→ Task goal: Every line below containing the word "title" should be found and copied.

··· Given entries

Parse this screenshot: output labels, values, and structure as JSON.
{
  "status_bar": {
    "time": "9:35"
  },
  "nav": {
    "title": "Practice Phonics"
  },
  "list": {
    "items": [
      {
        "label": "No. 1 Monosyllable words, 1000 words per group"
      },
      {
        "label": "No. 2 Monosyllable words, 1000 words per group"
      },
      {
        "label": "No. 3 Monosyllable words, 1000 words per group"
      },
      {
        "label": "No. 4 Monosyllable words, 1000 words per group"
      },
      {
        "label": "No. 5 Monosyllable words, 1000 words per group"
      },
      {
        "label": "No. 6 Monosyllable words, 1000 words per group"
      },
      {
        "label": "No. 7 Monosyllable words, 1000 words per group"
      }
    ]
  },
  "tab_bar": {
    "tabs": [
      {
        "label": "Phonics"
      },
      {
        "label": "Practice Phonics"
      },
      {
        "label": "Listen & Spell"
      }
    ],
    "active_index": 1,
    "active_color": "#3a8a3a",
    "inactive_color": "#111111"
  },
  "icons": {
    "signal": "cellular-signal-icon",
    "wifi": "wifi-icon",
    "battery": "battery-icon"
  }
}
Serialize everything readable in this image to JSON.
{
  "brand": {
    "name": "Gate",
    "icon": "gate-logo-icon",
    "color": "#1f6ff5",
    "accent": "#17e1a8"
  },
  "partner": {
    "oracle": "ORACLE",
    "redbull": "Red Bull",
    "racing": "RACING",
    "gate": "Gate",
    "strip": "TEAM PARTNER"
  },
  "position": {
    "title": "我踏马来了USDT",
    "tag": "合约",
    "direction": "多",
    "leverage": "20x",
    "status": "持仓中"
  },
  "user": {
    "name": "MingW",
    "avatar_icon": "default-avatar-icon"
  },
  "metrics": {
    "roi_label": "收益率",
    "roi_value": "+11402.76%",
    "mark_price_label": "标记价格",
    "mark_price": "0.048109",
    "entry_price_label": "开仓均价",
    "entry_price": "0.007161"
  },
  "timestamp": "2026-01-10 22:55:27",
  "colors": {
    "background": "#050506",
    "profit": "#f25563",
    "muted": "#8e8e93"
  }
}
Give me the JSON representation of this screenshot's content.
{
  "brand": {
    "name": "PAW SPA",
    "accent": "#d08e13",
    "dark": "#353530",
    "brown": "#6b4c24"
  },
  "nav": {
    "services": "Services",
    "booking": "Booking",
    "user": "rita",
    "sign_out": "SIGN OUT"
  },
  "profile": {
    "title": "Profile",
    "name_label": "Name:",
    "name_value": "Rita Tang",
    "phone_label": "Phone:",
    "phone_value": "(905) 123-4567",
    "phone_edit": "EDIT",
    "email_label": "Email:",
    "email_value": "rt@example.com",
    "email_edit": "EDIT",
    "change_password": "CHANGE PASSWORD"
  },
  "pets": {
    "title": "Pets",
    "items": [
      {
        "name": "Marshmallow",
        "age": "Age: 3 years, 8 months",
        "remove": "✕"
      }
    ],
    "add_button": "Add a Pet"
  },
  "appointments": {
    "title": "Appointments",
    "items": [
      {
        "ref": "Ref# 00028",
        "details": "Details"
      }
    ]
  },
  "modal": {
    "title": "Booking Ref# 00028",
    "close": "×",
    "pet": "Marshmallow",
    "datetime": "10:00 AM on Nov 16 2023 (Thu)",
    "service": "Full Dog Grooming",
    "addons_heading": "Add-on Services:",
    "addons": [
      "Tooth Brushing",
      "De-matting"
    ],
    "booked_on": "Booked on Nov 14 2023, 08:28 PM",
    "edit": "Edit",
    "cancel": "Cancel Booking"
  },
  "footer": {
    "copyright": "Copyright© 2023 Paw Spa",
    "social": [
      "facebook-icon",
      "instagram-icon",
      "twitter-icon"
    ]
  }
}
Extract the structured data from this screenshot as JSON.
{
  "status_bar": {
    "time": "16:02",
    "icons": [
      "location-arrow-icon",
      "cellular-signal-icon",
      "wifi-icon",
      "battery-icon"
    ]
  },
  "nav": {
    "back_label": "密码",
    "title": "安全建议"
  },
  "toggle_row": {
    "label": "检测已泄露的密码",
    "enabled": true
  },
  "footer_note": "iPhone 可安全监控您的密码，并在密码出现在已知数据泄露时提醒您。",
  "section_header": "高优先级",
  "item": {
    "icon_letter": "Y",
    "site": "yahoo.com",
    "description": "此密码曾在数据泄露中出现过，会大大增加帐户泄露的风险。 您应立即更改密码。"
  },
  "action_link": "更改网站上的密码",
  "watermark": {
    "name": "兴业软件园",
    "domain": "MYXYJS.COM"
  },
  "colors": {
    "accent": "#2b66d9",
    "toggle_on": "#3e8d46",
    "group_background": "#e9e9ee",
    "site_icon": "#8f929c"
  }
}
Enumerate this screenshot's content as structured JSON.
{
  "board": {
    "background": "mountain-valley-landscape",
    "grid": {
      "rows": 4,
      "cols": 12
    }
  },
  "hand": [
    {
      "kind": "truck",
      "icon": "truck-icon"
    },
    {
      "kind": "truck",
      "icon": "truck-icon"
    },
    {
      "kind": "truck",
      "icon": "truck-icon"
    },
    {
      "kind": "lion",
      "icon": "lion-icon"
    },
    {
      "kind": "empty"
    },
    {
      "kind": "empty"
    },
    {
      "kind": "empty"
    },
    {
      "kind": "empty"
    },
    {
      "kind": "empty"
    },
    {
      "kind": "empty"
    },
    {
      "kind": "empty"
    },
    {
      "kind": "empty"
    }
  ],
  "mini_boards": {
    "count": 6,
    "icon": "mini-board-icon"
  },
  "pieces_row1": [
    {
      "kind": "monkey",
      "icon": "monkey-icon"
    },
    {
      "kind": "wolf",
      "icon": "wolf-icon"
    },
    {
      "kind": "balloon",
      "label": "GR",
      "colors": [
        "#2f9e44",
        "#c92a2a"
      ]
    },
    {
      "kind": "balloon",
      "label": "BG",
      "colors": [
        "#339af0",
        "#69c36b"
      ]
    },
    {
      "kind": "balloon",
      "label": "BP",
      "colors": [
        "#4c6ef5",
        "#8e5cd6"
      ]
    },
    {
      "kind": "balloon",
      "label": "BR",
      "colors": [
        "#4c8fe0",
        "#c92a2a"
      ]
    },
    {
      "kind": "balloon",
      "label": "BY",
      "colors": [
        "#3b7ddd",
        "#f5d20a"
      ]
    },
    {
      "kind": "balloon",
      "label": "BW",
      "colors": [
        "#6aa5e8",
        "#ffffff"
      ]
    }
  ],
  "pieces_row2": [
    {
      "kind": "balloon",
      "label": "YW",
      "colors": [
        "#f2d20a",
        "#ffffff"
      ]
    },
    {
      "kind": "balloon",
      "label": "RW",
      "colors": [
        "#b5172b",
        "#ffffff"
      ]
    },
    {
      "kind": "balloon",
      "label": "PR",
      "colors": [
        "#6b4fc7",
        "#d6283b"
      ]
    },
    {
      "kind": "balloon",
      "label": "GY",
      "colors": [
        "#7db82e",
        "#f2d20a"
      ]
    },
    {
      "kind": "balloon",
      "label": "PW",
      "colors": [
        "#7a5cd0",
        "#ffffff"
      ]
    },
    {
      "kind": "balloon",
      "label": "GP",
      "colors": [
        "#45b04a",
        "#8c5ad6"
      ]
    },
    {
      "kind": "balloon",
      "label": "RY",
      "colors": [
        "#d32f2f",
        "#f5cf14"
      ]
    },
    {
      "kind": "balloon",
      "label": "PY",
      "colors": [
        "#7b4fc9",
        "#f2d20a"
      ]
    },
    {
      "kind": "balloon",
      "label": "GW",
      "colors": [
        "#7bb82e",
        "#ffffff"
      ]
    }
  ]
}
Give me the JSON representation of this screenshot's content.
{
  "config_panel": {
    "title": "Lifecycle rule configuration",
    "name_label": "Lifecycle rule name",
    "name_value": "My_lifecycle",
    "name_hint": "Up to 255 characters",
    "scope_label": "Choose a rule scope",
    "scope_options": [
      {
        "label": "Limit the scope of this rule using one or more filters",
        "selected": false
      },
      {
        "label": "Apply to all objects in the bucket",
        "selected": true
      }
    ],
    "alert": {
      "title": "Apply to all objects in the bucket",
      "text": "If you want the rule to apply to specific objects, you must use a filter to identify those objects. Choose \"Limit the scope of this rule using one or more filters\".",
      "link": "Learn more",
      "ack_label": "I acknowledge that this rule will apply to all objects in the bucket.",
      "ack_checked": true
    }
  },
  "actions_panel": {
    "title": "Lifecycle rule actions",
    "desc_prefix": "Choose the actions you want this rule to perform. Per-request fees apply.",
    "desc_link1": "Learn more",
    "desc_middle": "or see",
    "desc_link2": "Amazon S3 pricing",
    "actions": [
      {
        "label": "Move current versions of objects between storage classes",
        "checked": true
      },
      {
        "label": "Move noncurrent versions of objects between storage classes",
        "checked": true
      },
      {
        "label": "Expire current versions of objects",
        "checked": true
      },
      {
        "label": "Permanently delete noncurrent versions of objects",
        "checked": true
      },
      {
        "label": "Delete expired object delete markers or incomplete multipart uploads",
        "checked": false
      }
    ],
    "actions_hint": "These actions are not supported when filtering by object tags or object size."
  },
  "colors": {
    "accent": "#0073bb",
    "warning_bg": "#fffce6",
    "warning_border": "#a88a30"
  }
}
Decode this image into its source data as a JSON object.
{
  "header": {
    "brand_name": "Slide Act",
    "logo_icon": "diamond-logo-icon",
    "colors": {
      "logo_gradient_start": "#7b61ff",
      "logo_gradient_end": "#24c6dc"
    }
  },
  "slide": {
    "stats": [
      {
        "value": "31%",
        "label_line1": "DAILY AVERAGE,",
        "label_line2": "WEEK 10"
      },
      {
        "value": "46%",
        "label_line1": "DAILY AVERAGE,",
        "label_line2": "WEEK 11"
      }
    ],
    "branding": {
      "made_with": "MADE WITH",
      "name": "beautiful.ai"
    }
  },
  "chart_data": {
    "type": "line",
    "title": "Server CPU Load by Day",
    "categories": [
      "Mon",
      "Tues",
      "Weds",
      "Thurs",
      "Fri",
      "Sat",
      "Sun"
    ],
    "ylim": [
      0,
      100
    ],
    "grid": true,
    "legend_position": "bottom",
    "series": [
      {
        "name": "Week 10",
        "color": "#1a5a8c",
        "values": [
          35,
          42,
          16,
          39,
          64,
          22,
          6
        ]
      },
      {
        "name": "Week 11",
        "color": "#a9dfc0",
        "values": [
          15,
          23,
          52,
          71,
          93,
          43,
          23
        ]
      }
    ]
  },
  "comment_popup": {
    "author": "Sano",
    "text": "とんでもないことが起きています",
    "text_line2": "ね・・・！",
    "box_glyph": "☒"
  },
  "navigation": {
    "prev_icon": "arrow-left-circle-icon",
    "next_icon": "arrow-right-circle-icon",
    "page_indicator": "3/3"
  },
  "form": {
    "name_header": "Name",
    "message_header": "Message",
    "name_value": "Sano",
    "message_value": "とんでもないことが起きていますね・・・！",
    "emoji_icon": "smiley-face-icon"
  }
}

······

→ Result for this task:
    "title": "Practice Phonics"
    "title": "我踏马来了USDT",
    "title": "Profile",
    "title": "Pets",
    "title": "Appointments",
    "title": "Booking Ref# 00028",
    "title": "安全建议"
    "title": "Lifecycle rule configuration",
      "title": "Apply to all objects in the bucket",
    "title": "Lifecycle rule actions",
    "title": "Server CPU Load by Day",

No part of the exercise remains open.